* **Work to be completed**:
Search the data for "panel". Return each matching line.

* **App and web page records**:
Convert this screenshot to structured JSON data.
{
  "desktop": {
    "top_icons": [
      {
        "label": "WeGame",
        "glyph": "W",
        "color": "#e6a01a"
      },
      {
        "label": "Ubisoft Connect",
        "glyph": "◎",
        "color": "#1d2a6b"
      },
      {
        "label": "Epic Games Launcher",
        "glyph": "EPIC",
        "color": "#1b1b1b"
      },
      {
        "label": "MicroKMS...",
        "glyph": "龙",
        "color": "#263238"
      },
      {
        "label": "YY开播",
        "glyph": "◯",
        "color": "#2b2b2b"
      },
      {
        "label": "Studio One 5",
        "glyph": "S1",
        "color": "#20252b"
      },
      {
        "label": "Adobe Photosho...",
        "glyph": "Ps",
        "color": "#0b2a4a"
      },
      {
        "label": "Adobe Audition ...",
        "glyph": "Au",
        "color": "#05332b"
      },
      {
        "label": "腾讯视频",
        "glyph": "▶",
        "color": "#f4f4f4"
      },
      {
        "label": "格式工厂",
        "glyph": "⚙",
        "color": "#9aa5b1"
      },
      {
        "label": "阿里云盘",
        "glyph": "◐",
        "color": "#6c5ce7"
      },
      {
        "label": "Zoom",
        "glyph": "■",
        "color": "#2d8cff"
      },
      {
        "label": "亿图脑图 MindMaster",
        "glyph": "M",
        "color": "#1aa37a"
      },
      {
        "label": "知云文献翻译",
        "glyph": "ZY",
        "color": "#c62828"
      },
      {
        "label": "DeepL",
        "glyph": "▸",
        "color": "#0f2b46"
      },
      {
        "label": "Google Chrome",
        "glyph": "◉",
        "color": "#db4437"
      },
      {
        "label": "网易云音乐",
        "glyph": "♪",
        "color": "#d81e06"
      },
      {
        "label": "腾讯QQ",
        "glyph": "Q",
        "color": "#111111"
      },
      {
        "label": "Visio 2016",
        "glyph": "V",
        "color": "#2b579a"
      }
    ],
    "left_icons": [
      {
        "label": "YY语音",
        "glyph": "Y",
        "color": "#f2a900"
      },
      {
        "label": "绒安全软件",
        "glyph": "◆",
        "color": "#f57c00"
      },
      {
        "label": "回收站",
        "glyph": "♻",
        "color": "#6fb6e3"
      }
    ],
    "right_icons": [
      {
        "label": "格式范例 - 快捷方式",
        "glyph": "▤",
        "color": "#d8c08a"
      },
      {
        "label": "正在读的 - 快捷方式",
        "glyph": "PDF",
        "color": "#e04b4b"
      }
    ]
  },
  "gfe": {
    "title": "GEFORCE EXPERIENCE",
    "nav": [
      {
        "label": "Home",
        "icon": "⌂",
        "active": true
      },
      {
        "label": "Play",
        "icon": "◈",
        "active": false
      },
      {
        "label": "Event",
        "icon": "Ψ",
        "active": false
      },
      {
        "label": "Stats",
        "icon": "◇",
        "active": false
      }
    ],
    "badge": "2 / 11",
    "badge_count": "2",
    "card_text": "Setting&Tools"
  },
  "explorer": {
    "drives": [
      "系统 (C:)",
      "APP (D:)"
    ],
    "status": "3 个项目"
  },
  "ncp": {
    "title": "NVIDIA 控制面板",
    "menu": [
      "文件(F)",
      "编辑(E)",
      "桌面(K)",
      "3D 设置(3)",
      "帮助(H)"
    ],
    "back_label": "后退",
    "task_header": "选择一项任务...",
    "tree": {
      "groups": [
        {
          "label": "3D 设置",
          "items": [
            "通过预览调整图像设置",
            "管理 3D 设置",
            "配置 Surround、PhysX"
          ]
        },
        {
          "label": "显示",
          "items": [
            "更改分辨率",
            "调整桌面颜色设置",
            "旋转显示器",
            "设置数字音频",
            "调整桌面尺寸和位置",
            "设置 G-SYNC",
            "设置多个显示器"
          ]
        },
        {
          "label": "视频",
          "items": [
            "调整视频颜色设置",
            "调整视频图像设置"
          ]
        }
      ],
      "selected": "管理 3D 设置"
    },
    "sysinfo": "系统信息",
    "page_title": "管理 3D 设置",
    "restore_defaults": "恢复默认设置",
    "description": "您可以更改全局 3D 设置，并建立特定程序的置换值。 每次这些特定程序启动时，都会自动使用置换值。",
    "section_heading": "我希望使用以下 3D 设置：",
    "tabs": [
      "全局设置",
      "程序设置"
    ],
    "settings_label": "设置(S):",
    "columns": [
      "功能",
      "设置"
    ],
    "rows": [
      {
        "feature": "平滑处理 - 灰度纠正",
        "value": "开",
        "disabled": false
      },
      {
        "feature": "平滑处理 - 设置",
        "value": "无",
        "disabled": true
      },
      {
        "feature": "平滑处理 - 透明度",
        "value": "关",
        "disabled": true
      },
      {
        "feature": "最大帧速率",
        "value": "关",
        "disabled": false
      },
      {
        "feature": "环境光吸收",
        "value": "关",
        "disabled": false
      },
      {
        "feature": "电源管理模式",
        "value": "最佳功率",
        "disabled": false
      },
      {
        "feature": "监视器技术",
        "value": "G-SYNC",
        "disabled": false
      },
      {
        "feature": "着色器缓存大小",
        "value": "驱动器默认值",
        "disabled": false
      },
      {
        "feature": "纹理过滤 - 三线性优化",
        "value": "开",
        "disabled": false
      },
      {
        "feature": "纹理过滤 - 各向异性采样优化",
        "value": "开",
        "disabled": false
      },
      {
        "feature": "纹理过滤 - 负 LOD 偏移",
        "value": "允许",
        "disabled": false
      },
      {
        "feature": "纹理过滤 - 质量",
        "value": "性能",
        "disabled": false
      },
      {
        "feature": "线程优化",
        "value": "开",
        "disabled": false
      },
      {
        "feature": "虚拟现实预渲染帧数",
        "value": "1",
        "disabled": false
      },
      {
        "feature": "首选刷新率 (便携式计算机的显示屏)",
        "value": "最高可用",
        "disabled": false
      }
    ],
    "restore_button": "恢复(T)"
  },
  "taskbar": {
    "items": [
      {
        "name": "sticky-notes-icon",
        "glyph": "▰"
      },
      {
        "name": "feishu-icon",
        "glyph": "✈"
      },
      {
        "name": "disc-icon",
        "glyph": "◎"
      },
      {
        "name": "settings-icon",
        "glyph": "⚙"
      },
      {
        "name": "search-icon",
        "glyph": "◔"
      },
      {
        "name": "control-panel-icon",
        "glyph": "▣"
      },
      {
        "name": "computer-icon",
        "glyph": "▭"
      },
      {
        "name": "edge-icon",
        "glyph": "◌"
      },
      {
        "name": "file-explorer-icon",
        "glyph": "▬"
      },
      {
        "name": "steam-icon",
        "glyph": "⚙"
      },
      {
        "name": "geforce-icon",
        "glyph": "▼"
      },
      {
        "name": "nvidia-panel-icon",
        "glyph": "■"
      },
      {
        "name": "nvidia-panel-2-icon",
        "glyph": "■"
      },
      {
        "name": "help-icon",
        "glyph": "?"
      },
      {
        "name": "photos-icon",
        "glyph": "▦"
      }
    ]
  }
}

* **Solution**:
        "name": "control-panel-icon",
        "name": "nvidia-panel-icon",
        "name": "nvidia-panel-2-icon",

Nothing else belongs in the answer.